• [BRIEF] In full and without deviation, reproduce the records that follow.

• [RECORDS TO USE]
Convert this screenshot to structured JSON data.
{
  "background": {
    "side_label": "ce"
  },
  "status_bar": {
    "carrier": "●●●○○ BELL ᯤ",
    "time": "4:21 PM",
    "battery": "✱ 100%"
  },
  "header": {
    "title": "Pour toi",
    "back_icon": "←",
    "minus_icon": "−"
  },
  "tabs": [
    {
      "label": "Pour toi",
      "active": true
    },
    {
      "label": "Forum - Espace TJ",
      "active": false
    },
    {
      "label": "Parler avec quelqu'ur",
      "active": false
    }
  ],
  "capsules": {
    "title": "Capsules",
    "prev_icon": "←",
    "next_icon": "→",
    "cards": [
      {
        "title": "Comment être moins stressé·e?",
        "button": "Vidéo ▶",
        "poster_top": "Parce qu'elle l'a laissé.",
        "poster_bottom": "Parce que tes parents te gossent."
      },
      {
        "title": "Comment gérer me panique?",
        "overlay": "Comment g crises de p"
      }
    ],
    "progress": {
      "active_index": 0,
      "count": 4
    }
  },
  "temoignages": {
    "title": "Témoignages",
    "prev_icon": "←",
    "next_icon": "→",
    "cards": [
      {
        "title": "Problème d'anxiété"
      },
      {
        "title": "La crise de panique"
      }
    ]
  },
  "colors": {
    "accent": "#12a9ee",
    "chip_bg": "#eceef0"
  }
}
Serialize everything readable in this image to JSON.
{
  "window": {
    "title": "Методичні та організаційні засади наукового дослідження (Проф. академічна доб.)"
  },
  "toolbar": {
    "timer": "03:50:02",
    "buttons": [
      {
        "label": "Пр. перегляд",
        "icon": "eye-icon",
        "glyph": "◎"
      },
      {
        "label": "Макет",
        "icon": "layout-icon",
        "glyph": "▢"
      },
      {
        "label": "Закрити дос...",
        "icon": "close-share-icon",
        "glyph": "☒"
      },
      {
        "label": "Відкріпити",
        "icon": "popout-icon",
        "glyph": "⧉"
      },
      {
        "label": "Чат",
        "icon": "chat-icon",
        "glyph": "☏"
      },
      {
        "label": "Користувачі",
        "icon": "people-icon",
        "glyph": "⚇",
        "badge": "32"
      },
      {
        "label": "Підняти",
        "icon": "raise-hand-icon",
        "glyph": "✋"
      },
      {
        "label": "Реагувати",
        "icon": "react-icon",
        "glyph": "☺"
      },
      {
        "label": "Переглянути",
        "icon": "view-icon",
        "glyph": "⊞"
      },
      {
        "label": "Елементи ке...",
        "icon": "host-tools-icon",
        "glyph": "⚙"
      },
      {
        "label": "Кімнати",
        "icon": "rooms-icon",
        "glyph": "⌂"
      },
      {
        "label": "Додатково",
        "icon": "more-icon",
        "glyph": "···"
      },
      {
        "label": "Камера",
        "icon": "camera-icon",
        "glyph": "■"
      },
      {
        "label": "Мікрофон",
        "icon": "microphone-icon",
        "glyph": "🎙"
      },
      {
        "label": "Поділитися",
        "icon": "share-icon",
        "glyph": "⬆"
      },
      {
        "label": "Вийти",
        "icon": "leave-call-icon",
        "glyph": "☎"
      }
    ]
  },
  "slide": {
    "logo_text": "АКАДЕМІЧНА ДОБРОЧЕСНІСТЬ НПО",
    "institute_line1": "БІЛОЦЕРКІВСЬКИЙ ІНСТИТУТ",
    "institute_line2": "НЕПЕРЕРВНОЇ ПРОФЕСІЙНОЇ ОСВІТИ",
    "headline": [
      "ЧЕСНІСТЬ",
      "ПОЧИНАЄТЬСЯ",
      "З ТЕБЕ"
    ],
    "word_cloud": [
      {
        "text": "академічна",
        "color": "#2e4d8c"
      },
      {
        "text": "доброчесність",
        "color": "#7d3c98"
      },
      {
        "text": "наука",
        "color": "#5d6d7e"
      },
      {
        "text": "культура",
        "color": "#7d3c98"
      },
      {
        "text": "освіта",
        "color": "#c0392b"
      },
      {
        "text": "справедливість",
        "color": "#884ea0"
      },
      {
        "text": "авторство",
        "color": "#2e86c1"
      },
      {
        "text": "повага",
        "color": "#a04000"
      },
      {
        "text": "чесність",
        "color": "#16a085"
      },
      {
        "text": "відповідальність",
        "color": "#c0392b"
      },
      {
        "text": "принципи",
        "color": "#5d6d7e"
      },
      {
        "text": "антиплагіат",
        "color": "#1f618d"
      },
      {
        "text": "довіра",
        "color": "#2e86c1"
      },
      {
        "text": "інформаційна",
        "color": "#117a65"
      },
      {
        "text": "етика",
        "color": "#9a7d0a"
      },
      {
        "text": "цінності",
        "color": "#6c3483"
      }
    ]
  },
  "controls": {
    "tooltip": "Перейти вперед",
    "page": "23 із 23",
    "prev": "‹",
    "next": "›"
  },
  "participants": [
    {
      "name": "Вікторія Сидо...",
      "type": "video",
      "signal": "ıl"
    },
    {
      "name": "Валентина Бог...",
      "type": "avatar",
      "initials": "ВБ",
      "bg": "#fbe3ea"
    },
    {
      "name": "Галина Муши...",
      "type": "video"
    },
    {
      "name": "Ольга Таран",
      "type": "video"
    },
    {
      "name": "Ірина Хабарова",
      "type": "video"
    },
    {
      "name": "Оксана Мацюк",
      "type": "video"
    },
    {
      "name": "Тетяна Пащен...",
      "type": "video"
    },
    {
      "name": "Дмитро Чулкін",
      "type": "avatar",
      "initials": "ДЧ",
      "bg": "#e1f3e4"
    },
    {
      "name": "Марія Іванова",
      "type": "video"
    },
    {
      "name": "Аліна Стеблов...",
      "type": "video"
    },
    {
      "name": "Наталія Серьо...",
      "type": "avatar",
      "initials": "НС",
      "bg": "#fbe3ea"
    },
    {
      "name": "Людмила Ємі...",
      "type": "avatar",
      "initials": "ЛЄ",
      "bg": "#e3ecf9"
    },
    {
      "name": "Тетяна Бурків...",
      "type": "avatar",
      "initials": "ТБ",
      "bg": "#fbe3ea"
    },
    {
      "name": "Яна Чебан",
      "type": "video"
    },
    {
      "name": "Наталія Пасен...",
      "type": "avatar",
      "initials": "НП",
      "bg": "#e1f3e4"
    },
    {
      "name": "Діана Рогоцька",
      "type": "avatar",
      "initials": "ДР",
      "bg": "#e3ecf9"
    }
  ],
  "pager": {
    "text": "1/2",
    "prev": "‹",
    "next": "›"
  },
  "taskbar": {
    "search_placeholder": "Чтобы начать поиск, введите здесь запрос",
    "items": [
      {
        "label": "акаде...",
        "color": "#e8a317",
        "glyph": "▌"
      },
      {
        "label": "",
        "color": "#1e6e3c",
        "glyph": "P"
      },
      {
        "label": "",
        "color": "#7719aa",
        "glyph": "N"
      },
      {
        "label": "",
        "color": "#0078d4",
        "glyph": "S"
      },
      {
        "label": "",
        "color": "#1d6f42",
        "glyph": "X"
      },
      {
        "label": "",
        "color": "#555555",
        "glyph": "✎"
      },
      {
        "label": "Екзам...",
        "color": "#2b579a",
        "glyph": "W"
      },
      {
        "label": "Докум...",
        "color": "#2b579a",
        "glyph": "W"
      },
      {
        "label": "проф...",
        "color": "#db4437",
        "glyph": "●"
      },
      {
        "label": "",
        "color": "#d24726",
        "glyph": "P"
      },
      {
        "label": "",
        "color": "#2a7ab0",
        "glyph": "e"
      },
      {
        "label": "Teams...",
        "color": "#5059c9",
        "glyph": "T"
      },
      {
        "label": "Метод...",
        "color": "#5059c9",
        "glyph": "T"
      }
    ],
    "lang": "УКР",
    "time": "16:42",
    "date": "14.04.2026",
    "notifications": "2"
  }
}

• [RESPONSE FOR THIS EXERCISE]
Convert this screenshot to structured JSON data.
{
  "background": {
    "side_label": "ce"
  },
  "status_bar": {
    "carrier": "●●●○○ BELL ᯤ",
    "time": "4:21 PM",
    "battery": "✱ 100%"
  },
  "header": {
    "title": "Pour toi",
    "back_icon": "←",
    "minus_icon": "−"
  },
  "tabs": [
    {
      "label": "Pour toi",
      "active": true
    },
    {
      "label": "Forum - Espace TJ",
      "active": false
    },
    {
      "label": "Parler avec quelqu'ur",
      "active": false
    }
  ],
  "capsules": {
    "title": "Capsules",
    "prev_icon": "←",
    "next_icon": "→",
    "cards": [
      {
        "title": "Comment être moins stressé·e?",
        "button": "Vidéo ▶",
        "poster_top": "Parce qu'elle l'a laissé.",
        "poster_bottom": "Parce que tes parents te gossent."
      },
      {
        "title": "Comment gérer me panique?",
        "overlay": "Comment g crises de p"
      }
    ],
    "progress": {
      "active_index": 0,
      "count": 4
    }
  },
  "temoignages": {
    "title": "Témoignages",
    "prev_icon": "←",
    "next_icon": "→",
    "cards": [
      {
        "title": "Problème d'anxiété"
      },
      {
        "title": "La crise de panique"
      }
    ]
  },
  "colors": {
    "accent": "#12a9ee",
    "chip_bg": "#eceef0"
  }
}
Serialize everything readable in this image to JSON.
{
  "window": {
    "title": "Методичні та організаційні засади наукового дослідження (Проф. академічна доб.)"
  },
  "toolbar": {
    "timer": "03:50:02",
    "buttons": [
      {
        "label": "Пр. перегляд",
        "icon": "eye-icon",
        "glyph": "◎"
      },
      {
        "label": "Макет",
        "icon": "layout-icon",
        "glyph": "▢"
      },
      {
        "label": "Закрити дос...",
        "icon": "close-share-icon",
        "glyph": "☒"
      },
      {
        "label": "Відкріпити",
        "icon": "popout-icon",
        "glyph": "⧉"
      },
      {
        "label": "Чат",
        "icon": "chat-icon",
        "glyph": "☏"
      },
      {
        "label": "Користувачі",
        "icon": "people-icon",
        "glyph": "⚇",
        "badge": "32"
      },
      {
        "label": "Підняти",
        "icon": "raise-hand-icon",
        "glyph": "✋"
      },
      {
        "label": "Реагувати",
        "icon": "react-icon",
        "glyph": "☺"
      },
      {
        "label": "Переглянути",
        "icon": "view-icon",
        "glyph": "⊞"
      },
      {
        "label": "Елементи ке...",
        "icon": "host-tools-icon",
        "glyph": "⚙"
      },
      {
        "label": "Кімнати",
        "icon": "rooms-icon",
        "glyph": "⌂"
      },
      {
        "label": "Додатково",
        "icon": "more-icon",
        "glyph": "···"
      },
      {
        "label": "Камера",
        "icon": "camera-icon",
        "glyph": "■"
      },
      {
        "label": "Мікрофон",
        "icon": "microphone-icon",
        "glyph": "🎙"
      },
      {
        "label": "Поділитися",
        "icon": "share-icon",
        "glyph": "⬆"
      },
      {
        "label": "Вийти",
        "icon": "leave-call-icon",
        "glyph": "☎"
      }
    ]
  },
  "slide": {
    "logo_text": "АКАДЕМІЧНА ДОБРОЧЕСНІСТЬ НПО",
    "institute_line1": "БІЛОЦЕРКІВСЬКИЙ ІНСТИТУТ",
    "institute_line2": "НЕПЕРЕРВНОЇ ПРОФЕСІЙНОЇ ОСВІТИ",
    "headline": [
      "ЧЕСНІСТЬ",
      "ПОЧИНАЄТЬСЯ",
      "З ТЕБЕ"
    ],
    "word_cloud": [
      {
        "text": "академічна",
        "color": "#2e4d8c"
      },
      {
        "text": "доброчесність",
        "color": "#7d3c98"
      },
      {
        "text": "наука",
        "color": "#5d6d7e"
      },
      {
        "text": "культура",
        "color": "#7d3c98"
      },
      {
        "text": "освіта",
        "color": "#c0392b"
      },
      {
        "text": "справедливість",
        "color": "#884ea0"
      },
      {
        "text": "авторство",
        "color": "#2e86c1"
      },
      {
        "text": "повага",
        "color": "#a04000"
      },
      {
        "text": "чесність",
        "color": "#16a085"
      },
      {
        "text": "відповідальність",
        "color": "#c0392b"
      },
      {
        "text": "принципи",
        "color": "#5d6d7e"
      },
      {
        "text": "антиплагіат",
        "color": "#1f618d"
      },
      {
        "text": "довіра",
        "color": "#2e86c1"
      },
      {
        "text": "інформаційна",
        "color": "#117a65"
      },
      {
        "text": "етика",
        "color": "#9a7d0a"
      },
      {
        "text": "цінності",
        "color": "#6c3483"
      }
    ]
  },
  "controls": {
    "tooltip": "Перейти вперед",
    "page": "23 із 23",
    "prev": "‹",
    "next": "›"
  },
  "participants": [
    {
      "name": "Вікторія Сидо...",
      "type": "video",
      "signal": "ıl"
    },
    {
      "name": "Валентина Бог...",
      "type": "avatar",
      "initials": "ВБ",
      "bg": "#fbe3ea"
    },
    {
      "name": "Галина Муши...",
      "type": "video"
    },
    {
      "name": "Ольга Таран",
      "type": "video"
    },
    {
      "name": "Ірина Хабарова",
      "type": "video"
    },
    {
      "name": "Оксана Мацюк",
      "type": "video"
    },
    {
      "name": "Тетяна Пащен...",
      "type": "video"
    },
    {
      "name": "Дмитро Чулкін",
      "type": "avatar",
      "initials": "ДЧ",
      "bg": "#e1f3e4"
    },
    {
      "name": "Марія Іванова",
      "type": "video"
    },
    {
      "name": "Аліна Стеблов...",
      "type": "video"
    },
    {
      "name": "Наталія Серьо...",
      "type": "avatar",
      "initials": "НС",
      "bg": "#fbe3ea"
    },
    {
      "name": "Людмила Ємі...",
      "type": "avatar",
      "initials": "ЛЄ",
      "bg": "#e3ecf9"
    },
    {
      "name": "Тетяна Бурків...",
      "type": "avatar",
      "initials": "ТБ",
      "bg": "#fbe3ea"
    },
    {
      "name": "Яна Чебан",
      "type": "video"
    },
    {
      "name": "Наталія Пасен...",
      "type": "avatar",
      "initials": "НП",
      "bg": "#e1f3e4"
    },
    {
      "name": "Діана Рогоцька",
      "type": "avatar",
      "initials": "ДР",
      "bg": "#e3ecf9"
    }
  ],
  "pager": {
    "text": "1/2",
    "prev": "‹",
    "next": "›"
  },
  "taskbar": {
    "search_placeholder": "Чтобы начать поиск, введите здесь запрос",
    "items": [
      {
        "label": "акаде...",
        "color": "#e8a317",
        "glyph": "▌"
      },
      {
        "label": "",
        "color": "#1e6e3c",
        "glyph": "P"
      },
      {
        "label": "",
        "color": "#7719aa",
        "glyph": "N"
      },
      {
        "label": "",
        "color": "#0078d4",
        "glyph": "S"
      },
      {
        "label": "",
        "color": "#1d6f42",
        "glyph": "X"
      },
      {
        "label": "",
        "color": "#555555",
        "glyph": "✎"
      },
      {
        "label": "Екзам...",
        "color": "#2b579a",
        "glyph": "W"
      },
      {
        "label": "Докум...",
        "color": "#2b579a",
        "glyph": "W"
      },
      {
        "label": "проф...",
        "color": "#db4437",
        "glyph": "●"
      },
      {
        "label": "",
        "color": "#d24726",
        "glyph": "P"
      },
      {
        "label": "",
        "color": "#2a7ab0",
        "glyph": "e"
      },
      {
        "label": "Teams...",
        "color": "#5059c9",
        "glyph": "T"
      },
      {
        "label": "Метод...",
        "color": "#5059c9",
        "glyph": "T"
      }
    ],
    "lang": "УКР",
    "time": "16:42",
    "date": "14.04.2026",
    "notifications": "2"
  }
}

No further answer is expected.